NHS trusts have recorded more than 35,000 cases of rape and other incidents of sexual misbehaviour in the past five years, an investigation has found, as senior doctors called for “real cultural change” in the health service.
An investigation by the British Medical Journal (BMJ) and the Guardian found that a total of 35,520 sexual safety incidents were reported on NHS premises between 2017 and 2022.
The data was based on responses to Freedom of Information (FOI) requests from 212 NHS trusts and 37 police forces in England.
At least a fifth of incidents involved rape, sexual assault, or kissing or touching that a person did not consent to, according to the investigation. Not all trusts provided a breakdown of the type of incidents recorded.
Other cases included sexual harassment, stalking, and abusive or degrading remarks.
The majority of incidents (58 per cent) involved patients abusing staff, the investigation found. Patients abusing other patients was the next most common type of incident (20 per cent).
Separately, police recorded nearly 12,000 alleged sexual crimes on NHS premises during the same time period.
These included 180 cases of rape of children under 16, with four children under 16 being gang raped.
However, fewer than one in 10 NHS trusts had a dedicated policy to deal with sexual assault and harassment, and are no longer obliged to report abuse of staff to a central database.
More than 4,000 NHS staff were accused of rape, sexual assault, harassment, stalking, or abusive remarks towards other staff or patients in 2017-22 - but only 576 have faced disciplinary action.
When complaints are made against colleagues, women claim that NHS trusts show a “reluctance to suspend perpetrators due to overall staff shortages,” says Deeba Syed, senior legal officer for Rights of Women, a helpline that provides support for women who have been sexually assaulted or harassed at work.
Health Secretary Steve Barclay said that the government has doubled the maximum sentence for those who are convicted of assaulting health workers and is working closely with NHS England to prevent and reduce violence against staff.
Liberal Democrat health spokesperson Daisy Cooper told the BMJ and Guardian: “These revelations are truly sickening.
“We need an independent public inquiry now, to uncover the full extent of this scandal and put an end to it.”
The Hospital Doctors Union’s (HCSA) president, Naru Narayanan, said: “We need a formal independent inquiry into the issue to uncover the truth and hold policy makers and employers to account. We need real cultural change.”

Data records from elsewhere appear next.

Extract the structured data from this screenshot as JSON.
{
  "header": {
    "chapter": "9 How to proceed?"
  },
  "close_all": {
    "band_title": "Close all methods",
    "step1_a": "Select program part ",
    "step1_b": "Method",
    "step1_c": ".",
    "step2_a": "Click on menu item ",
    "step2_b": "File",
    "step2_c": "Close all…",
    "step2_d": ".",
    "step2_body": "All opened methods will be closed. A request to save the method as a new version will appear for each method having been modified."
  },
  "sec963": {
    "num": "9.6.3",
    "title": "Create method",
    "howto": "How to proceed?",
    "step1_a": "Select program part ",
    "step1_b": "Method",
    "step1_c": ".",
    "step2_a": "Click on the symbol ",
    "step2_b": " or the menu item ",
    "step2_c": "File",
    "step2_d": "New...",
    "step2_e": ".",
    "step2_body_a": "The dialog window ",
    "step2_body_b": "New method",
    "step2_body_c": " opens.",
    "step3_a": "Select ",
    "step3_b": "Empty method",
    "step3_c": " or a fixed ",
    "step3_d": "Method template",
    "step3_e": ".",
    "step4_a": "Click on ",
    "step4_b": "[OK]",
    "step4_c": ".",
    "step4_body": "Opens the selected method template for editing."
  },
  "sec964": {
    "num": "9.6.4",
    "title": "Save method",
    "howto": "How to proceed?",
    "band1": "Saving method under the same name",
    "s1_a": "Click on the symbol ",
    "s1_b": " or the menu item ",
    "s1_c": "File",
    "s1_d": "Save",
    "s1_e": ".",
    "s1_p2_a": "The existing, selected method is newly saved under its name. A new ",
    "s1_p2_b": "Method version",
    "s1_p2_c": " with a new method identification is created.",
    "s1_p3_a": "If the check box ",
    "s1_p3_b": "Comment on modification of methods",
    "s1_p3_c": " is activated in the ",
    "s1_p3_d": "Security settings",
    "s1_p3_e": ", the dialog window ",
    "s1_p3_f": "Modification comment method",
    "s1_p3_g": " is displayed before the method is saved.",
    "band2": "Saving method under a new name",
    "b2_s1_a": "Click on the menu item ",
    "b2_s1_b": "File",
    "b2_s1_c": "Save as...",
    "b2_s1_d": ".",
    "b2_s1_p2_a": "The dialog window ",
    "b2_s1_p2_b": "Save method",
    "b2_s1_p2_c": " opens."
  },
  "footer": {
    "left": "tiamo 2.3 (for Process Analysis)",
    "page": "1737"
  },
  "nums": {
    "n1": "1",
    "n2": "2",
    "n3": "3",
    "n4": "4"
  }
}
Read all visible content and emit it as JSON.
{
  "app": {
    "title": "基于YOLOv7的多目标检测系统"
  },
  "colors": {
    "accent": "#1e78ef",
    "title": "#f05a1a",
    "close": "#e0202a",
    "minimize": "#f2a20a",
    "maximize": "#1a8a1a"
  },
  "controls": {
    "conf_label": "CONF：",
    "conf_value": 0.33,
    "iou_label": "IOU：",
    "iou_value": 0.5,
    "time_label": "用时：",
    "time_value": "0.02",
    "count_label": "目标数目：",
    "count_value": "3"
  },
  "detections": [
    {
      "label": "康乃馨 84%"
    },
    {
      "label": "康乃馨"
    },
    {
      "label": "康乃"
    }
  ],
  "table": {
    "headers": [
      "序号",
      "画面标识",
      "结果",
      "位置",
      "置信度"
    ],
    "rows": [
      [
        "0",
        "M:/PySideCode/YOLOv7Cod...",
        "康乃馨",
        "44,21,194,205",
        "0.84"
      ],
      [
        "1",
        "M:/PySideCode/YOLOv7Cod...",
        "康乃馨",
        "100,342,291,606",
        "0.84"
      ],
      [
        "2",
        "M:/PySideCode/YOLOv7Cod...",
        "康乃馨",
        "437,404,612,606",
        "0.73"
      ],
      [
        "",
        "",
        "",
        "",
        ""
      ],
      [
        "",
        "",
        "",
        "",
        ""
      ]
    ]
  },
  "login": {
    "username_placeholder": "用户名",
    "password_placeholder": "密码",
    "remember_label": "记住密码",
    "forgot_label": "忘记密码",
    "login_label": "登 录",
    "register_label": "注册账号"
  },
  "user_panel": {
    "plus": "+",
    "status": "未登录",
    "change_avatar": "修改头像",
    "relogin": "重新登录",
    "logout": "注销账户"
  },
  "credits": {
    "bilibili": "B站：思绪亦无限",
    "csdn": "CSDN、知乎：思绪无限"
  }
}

Secretary of State for Health and Social Care, Steve Barclay, said: “Violence or misconduct of any kind is unacceptable and has no place in the NHS. We have doubled the maximum sentence for those who are convicted of assaulting emergency workers, including frontline health workers like doctors and nurses.
“NHS leaders have a statutory duty of care to look after their staff and patients and prevent harassment, abuse or violence in the workplace. I expect employers to be proactive in ensuring staff and patients are fully supported, their concerns listened to and acted on with appropriate action taken where necessary.
“We are also working closely with NHS England as it takes action to prevent and reduce violence against staff, including through body-worn camera trials and a national violence prevention hub to ensure NHS staff can work in a safe environment.”